“Showing costs incurred is easy - showing that costs are specifically included in the price is often next to impossible, given the way that companies price and negotiate agreements with buyers of their minerals,” says Engel.

These sales agreements are negotiated based on delivery terms used in international trade such as free on board, cost insurance freight, and ex-works.

“Based on mining royalty queries and audits, we are concerned that some SARS officials do not seem to understand how these terms work.”

Not doable

SAIT says in its submission to SARS that it is “wholly uncommercial” for mining companies to split their prices in agreements and on their invoices to show the details of the delivery terms. It can impact on their international competitiveness.

In other words, SARS now expect of taxpayers to work out the cost of transport, insurance and handling for each and every transfer or sale. This is not in line with the way these costs are negotiated with either Transnet (which brings their product to port) or large buyers such as Eskom.

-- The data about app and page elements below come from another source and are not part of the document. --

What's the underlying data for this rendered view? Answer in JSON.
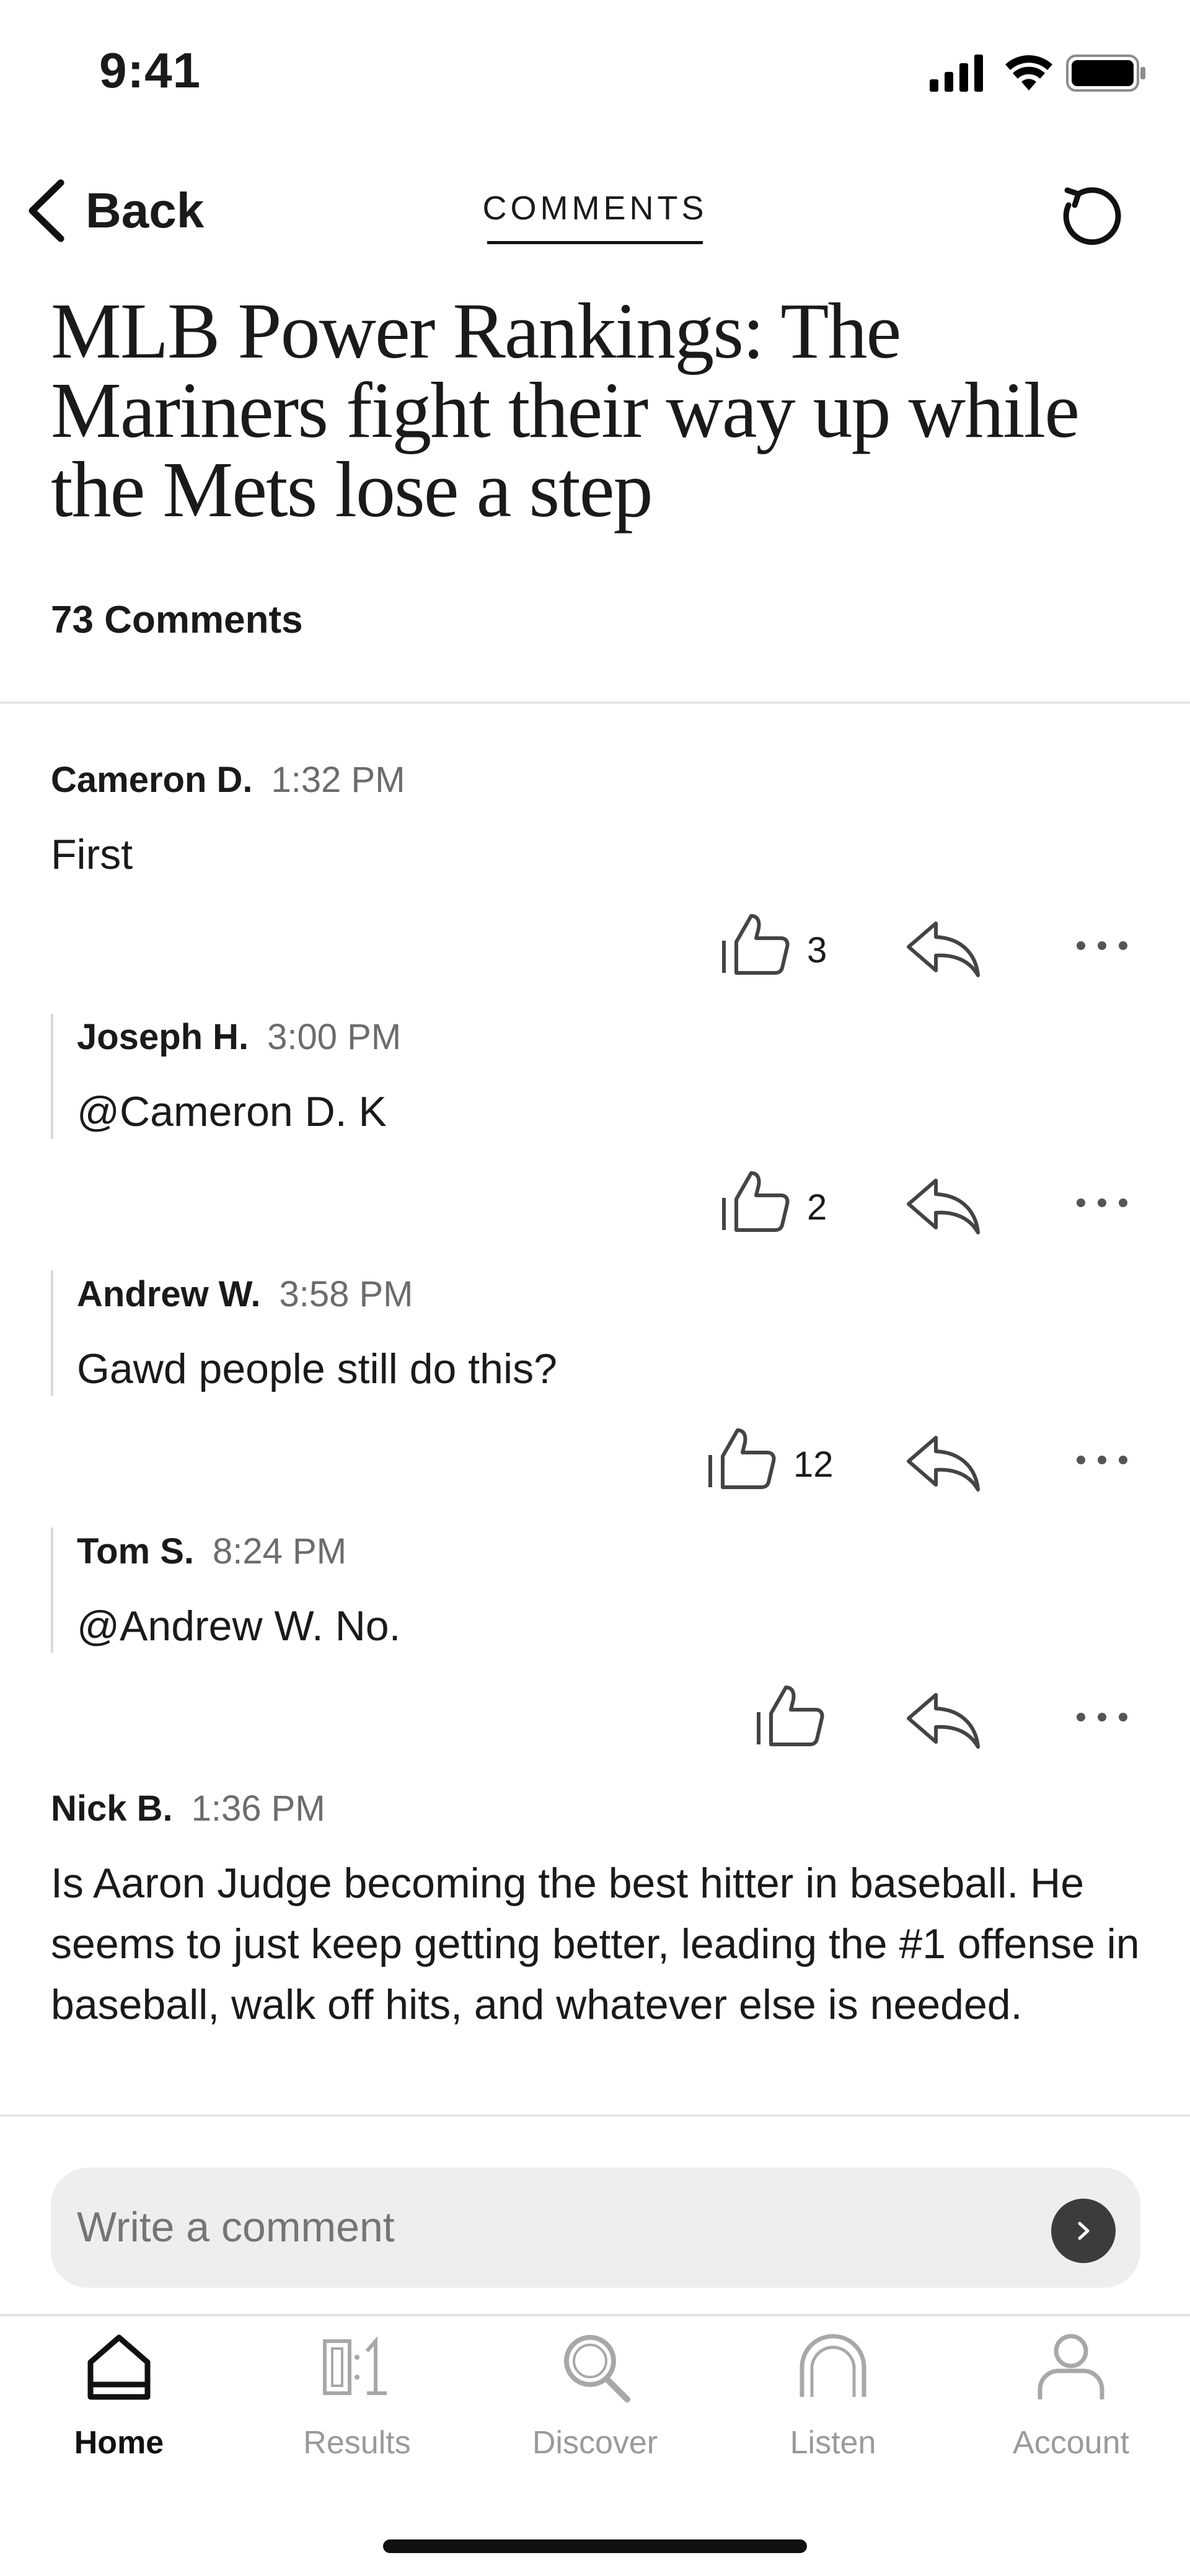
{
  "status_bar": {
    "time": "9:41"
  },
  "header": {
    "back_label": "Back",
    "tab_title": "COMMENTS"
  },
  "article": {
    "title": "MLB Power Rankings: The Mariners fight their way up while the Mets lose a step",
    "comment_count_label": "73 Comments"
  },
  "comments": [
    {
      "author": "Cameron D.",
      "time": "1:32 PM",
      "text": "First",
      "likes": "3",
      "is_reply": false
    },
    {
      "author": "Joseph H.",
      "time": "3:00 PM",
      "text": "@Cameron D. K",
      "likes": "2",
      "is_reply": true
    },
    {
      "author": "Andrew W.",
      "time": "3:58 PM",
      "text": "Gawd people still do this?",
      "likes": "12",
      "is_reply": true
    },
    {
      "author": "Tom S.",
      "time": "8:24 PM",
      "text": "@Andrew W. No.",
      "likes": "",
      "is_reply": true
    },
    {
      "author": "Nick B.",
      "time": "1:36 PM",
      "text": "Is Aaron Judge becoming the best hitter in baseball. He seems to just keep getting better, leading the #1 offense in baseball, walk off hits, and whatever else is needed.",
      "is_reply": false
    }
  ],
  "composer": {
    "placeholder": "Write a comment"
  },
  "tab_bar": {
    "items": [
      {
        "label": "Home",
        "icon": "home-icon",
        "active": true
      },
      {
        "label": "Results",
        "icon": "scoreboard-icon",
        "active": false
      },
      {
        "label": "Discover",
        "icon": "search-icon",
        "active": false
      },
      {
        "label": "Listen",
        "icon": "headphones-icon",
        "active": false
      },
      {
        "label": "Account",
        "icon": "person-icon",
        "active": false
      }
    ]
  },
  "colors": {
    "text": "#1a1a1a",
    "muted": "#6c6c6c",
    "inactive_tab": "#9a9a9a",
    "composer_bg": "#eeeeee"
  }
}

The treatment by mining companies of “expenditure beyond the specified point” has always been in line with the legislation and the draft explanatory memorandum.

“We submit that the approach followed by SARS in recent times is misguided and misplaced . . . We are concerned that SARS is trying to amend the legislation by way of interpretation,” says SAIT.

Ruaan van Eeden, head of tax at Geneva Management Group, says one of the aspects so often overlooked in issuing binding general rulings, is the consideration of commercial realities in a specific sector of the economy.

Mining, and the taxes imposed on that sector, are inherently complex. SARS appears to be taking a very narrow view of the undefined phrase, “without having regard to” in relation to the transport, insurance and handling costs.

This seems to be in contradiction with the original policy intent which did not to unintentionally penalise extractors. It also seems to be in contradiction to the typical contractual arrangements that are put in place between the extractor of a mineral resource and the ultimate buyer.

“A more pragmatic approach should be considered by SARS in issuing the final version of the ruling, given that supply contracts, in most cases, go beyond the mere recovery of the mineral resource and would inextricably link, the transport, insurance and handling components both before and after extraction,” says Van Eeden.

A possible reason for the narrow interpretation of the wording in the act is the pressure on SARS to collect revenue.

The true effect of the latest interpretation by SARS on transport, insurance and handling costs is that beneficiation is discouraged, and a royalty is being levied on these costs and not on the value of the mineral.